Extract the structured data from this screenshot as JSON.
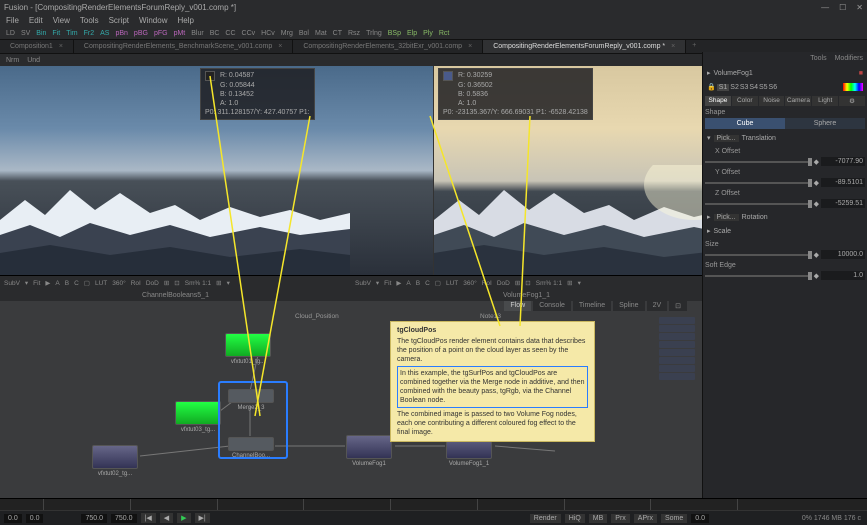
{
  "app": {
    "title": "Fusion - [CompositingRenderElementsForumReply_v001.comp *]"
  },
  "menu": [
    "File",
    "Edit",
    "View",
    "Tools",
    "Script",
    "Window",
    "Help"
  ],
  "toolbar_items": [
    "LD",
    "SV",
    "Bin",
    "Fit",
    "Tim",
    "Fr2",
    "AS",
    "pBn",
    "pBG",
    "pFG",
    "pMt",
    "Blur",
    "BC",
    "CC",
    "CCv",
    "HCv",
    "Mrg",
    "Bol",
    "Mat",
    "CT",
    "Rsz",
    "Trlng",
    "BSp",
    "Elp",
    "Ply",
    "Rct"
  ],
  "file_tabs": [
    {
      "label": "Composition1",
      "active": false
    },
    {
      "label": "CompositingRenderElements_BenchmarkScene_v001.comp",
      "active": false
    },
    {
      "label": "CompositingRenderElements_32bitExr_v001.comp",
      "active": false
    },
    {
      "label": "CompositingRenderElementsForumReply_v001.comp *",
      "active": true
    }
  ],
  "subtool": {
    "left": [
      "Nrm",
      "Und"
    ],
    "right": []
  },
  "viewer_left": {
    "pixel": {
      "r": "R: 0.04587",
      "g": "G: 0.05844",
      "b": "B: 0.13452",
      "a": "A: 1.0",
      "p": "P0: 311.128157/Y: 427.40757    P1:"
    },
    "toolbar": [
      "SubV",
      "▾",
      "Fit",
      "▶",
      "A",
      "B",
      "C",
      "▢",
      "LUT",
      "360°",
      "RoI",
      "DoD",
      "⊞",
      "⊡",
      "Sm% 1:1",
      "⊞",
      "▾"
    ],
    "label": "ChannelBooleans5_1"
  },
  "viewer_right": {
    "pixel": {
      "r": "R: 0.30259",
      "g": "G: 0.36502",
      "b": "B: 0.5836",
      "a": "A: 1.0",
      "p": "P0: -23135.367/Y: 666.69031    P1: -6528.42138"
    },
    "toolbar": [
      "SubV",
      "▾",
      "Fit",
      "▶",
      "A",
      "B",
      "C",
      "▢",
      "LUT",
      "360°",
      "RoI",
      "DoD",
      "⊞",
      "⊡",
      "Sm% 1:1",
      "⊞",
      "▾"
    ],
    "label": "VolumeFog1_1"
  },
  "flow": {
    "tabs": [
      "Flow",
      "Console",
      "Timeline",
      "Spline",
      "2V",
      "⊡"
    ],
    "title_label": "Cloud_Position",
    "note_title": "Note13",
    "note": {
      "heading": "tgCloudPos",
      "p1": "The tgCloudPos render element contains data that describes the position of a point on the cloud layer as seen by the camera.",
      "p2": "In this example, the tgSurfPos and tgCloudPos are combined together via the Merge node in additive, and then combined with the beauty pass, tgRgb, via the Channel Boolean node.",
      "p3": "The combined image is passed to two Volume Fog nodes, each one contributing a different coloured fog effect to the final image."
    },
    "nodes": {
      "n1": "vfxtut01_tg...",
      "n2": "vfxtut03_tg...",
      "n3": "vfxtut02_tg...",
      "merge": "Merge2_3",
      "cb": "ChannelBoo...",
      "vf1": "VolumeFog1",
      "vf2": "VolumeFog1_1"
    }
  },
  "inspector": {
    "top_tabs": [
      "Tools",
      "Modifiers"
    ],
    "node_name": "VolumeFog1",
    "pin": "■",
    "version_tabs": [
      "S1",
      "S2",
      "S3",
      "S4",
      "S5",
      "S6"
    ],
    "prop_tabs": [
      "Shape",
      "Color",
      "Noise",
      "Camera",
      "Light",
      "⚙"
    ],
    "section_shape": "Shape",
    "shape_btns": [
      "Cube",
      "Sphere"
    ],
    "translate_label": "Translation",
    "pick_label": "Pick...",
    "xoff_label": "X Offset",
    "xoff_val": "-7077.90",
    "yoff_label": "Y Offset",
    "yoff_val": "-89.5101",
    "zoff_label": "Z Offset",
    "zoff_val": "-5259.51",
    "rotate_label": "Rotation",
    "scale_label": "Scale",
    "size_label": "Size",
    "size_val": "10000.0",
    "softedge_label": "Soft Edge",
    "softedge_val": "1.0"
  },
  "timeline": {
    "start": "0.0",
    "in": "0.0",
    "cur": "750.0",
    "out": "750.0",
    "btns": [
      "|◀",
      "◀",
      "▶",
      "▶|"
    ],
    "right": [
      "HiQ",
      "MB",
      "Prx",
      "APrx",
      "Some"
    ],
    "end": "0.0"
  },
  "status": "0%   1746 MB    176 c"
}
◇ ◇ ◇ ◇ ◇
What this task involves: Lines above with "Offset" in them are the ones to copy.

Task response:
    "xoff_label": "X Offset",
    "yoff_label": "Y Offset",
    "zoff_label": "Z Offset",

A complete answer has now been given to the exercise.